Dan Johnson said eight rappellers split into two groups and explored the Waiohiwi gulch and another one nearby. He said the conditions were “sheer, just vertical at some points.”
“But we kind of just walked along the bottom of it after we got down into it,” he explained. “Near the end we saw some footprints after the lower waterfall, but I think that was probably other people searching . . . Other than that, nothing up there. Between there and here just one beer can was the only manmade thing that was up there.”
Julia Eller said she was able to spend 45 minutes in the forest after arriving on Maui on Sunday afternoon. She said it was muddy and rugged with lots of downed trees.
“I spent time calling her and looking where I could under any areas where I could get to that I thought might present a situation where she could’ve slipped off the ledge,” she said. “I’ve asked to be put on a grid (today). I want to be part of the search to find her.”

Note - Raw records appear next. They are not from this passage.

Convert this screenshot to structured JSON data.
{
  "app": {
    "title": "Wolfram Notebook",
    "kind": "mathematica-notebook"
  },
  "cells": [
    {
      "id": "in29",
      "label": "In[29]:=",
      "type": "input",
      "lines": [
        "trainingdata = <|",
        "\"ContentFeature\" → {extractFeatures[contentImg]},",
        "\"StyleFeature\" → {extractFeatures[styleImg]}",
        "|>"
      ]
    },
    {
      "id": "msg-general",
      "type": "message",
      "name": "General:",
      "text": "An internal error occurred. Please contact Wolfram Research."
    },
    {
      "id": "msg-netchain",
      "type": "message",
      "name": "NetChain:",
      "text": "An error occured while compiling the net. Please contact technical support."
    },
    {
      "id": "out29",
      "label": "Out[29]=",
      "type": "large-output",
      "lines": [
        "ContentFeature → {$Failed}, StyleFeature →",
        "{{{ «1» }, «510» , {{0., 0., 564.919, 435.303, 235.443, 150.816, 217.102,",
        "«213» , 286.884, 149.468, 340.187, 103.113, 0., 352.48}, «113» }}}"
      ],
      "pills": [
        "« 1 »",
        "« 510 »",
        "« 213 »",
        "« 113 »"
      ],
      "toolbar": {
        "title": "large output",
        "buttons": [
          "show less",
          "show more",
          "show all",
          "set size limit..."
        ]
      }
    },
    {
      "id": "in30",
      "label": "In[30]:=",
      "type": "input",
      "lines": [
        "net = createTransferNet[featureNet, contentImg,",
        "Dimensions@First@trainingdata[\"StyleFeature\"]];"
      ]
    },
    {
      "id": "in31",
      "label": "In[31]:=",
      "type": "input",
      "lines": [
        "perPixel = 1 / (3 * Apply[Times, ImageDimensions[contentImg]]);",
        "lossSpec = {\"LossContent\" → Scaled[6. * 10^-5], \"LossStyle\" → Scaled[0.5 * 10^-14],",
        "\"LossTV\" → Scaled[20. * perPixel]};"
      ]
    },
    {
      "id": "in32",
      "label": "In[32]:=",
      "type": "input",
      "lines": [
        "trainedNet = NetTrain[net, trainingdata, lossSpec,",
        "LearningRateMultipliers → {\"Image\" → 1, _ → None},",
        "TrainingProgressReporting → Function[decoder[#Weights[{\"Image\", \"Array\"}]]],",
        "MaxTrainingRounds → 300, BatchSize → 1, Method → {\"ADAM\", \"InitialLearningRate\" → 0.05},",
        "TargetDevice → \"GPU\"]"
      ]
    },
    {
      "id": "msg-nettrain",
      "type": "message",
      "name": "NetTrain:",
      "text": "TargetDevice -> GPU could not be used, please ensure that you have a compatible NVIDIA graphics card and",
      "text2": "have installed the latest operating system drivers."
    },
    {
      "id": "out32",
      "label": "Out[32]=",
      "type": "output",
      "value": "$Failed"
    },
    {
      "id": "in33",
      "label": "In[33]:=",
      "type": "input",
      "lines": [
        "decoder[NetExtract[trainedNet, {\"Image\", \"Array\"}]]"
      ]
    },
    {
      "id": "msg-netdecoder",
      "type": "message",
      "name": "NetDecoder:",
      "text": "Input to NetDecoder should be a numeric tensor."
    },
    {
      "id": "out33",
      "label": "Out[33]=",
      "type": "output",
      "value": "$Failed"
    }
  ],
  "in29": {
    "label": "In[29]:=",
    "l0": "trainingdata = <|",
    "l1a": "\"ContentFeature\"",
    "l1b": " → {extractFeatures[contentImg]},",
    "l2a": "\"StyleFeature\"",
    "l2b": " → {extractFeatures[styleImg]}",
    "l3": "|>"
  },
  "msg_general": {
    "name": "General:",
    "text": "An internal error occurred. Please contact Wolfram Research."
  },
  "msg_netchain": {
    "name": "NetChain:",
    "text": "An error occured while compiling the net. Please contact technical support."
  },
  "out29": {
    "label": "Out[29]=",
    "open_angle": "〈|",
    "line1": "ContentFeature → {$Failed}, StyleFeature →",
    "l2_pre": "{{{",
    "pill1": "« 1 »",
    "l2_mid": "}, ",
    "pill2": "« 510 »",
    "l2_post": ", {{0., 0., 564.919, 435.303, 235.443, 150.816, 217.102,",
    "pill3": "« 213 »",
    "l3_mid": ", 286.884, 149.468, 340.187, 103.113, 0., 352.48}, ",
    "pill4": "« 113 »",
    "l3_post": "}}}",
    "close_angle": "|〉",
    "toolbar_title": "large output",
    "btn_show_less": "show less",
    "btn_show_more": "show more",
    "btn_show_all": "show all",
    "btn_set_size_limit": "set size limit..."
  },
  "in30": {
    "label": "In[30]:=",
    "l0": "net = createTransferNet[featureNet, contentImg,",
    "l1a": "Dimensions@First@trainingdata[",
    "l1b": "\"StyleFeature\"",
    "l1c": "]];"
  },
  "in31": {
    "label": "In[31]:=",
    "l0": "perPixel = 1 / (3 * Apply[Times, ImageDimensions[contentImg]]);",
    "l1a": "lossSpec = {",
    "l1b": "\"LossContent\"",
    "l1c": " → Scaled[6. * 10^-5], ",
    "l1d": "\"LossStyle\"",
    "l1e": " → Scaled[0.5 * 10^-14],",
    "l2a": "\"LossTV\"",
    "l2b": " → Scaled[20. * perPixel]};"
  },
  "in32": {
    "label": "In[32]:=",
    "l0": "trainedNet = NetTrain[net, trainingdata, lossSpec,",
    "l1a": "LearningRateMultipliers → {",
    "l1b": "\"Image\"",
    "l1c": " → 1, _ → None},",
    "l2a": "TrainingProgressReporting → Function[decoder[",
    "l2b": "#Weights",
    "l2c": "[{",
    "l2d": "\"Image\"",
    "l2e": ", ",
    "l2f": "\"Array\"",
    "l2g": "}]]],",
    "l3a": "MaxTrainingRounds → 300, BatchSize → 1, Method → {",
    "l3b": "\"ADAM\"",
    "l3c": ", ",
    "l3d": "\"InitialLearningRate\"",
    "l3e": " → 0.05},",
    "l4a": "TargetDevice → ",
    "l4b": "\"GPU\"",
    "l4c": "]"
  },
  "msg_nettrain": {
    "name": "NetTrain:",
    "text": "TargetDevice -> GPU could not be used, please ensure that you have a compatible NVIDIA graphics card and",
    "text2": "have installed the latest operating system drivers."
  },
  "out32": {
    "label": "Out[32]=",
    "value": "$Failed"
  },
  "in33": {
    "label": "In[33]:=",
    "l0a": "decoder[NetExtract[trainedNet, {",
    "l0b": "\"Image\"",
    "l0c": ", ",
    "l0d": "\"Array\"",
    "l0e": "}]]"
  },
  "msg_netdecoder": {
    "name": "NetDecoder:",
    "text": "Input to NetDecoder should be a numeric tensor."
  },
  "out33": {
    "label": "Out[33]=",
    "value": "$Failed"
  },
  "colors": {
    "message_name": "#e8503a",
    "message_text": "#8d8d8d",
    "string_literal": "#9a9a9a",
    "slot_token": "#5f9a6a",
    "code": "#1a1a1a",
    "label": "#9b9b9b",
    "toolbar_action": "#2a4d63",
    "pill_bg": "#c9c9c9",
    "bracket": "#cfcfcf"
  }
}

Scott said volunteers should meet at the base camp set up near the hunting entrance. She suggested that people park at the upper lots and avoid parking along the road to keep it clear for emergency vehicles.
“We will also be doing grid searches down the road, so we need people to be fully aware that there will be people out on this road,” Scott said. “Drive safely, carefully, coming up here and just be aware that we’ll have people out here.”
Scott said today’s plan is to do a “type 1 grid search,” in which searchers are about 10 feet apart and have to keep each other in their line of sight. She said volunteers have combed the trail pretty thoroughly and that now they plan to focus on areas off-trail.
Volunteers should be prepared with good hiking shoes, long pants, rain gear, fully charged cellphones with backup batteries and flashlights just in case, though Haynes said the search normally ends before dark. If volunteers have phones with GPS capabilities, they can also download an app — GPS Tracks on iPhones and US Topo Maps on Android — that will allow organizers to create a map showing what ground has been covered.
Scott said they’re also looking for people to donate or loan out walkie talkies. The base camp is well stocked with water and “we’re doing OK on food,” Scott said. Anyone wanting to bring their dogs should call ahead first. Scott also reminded people to be sure to sign in and out when they arrive and leave so that everyone is accounted for.
The Ellers have posted a $10,000 reward for anyone with information that leads to their daughter’s safe return. Julia Eller said that if someone has taken her, they’re not interested in them — they just want their daughter home safe. But, Haynes said, “if you don’t give us her, we’re going to find you.”
Haynes encouraged anyone with information to call Maui Crime Stoppers, which takes anonymous tips, at 242-6966. Updates are posted periodically on the “Findamanda” Facebook page.
* Colleen Uechi can be reached at email@example.com.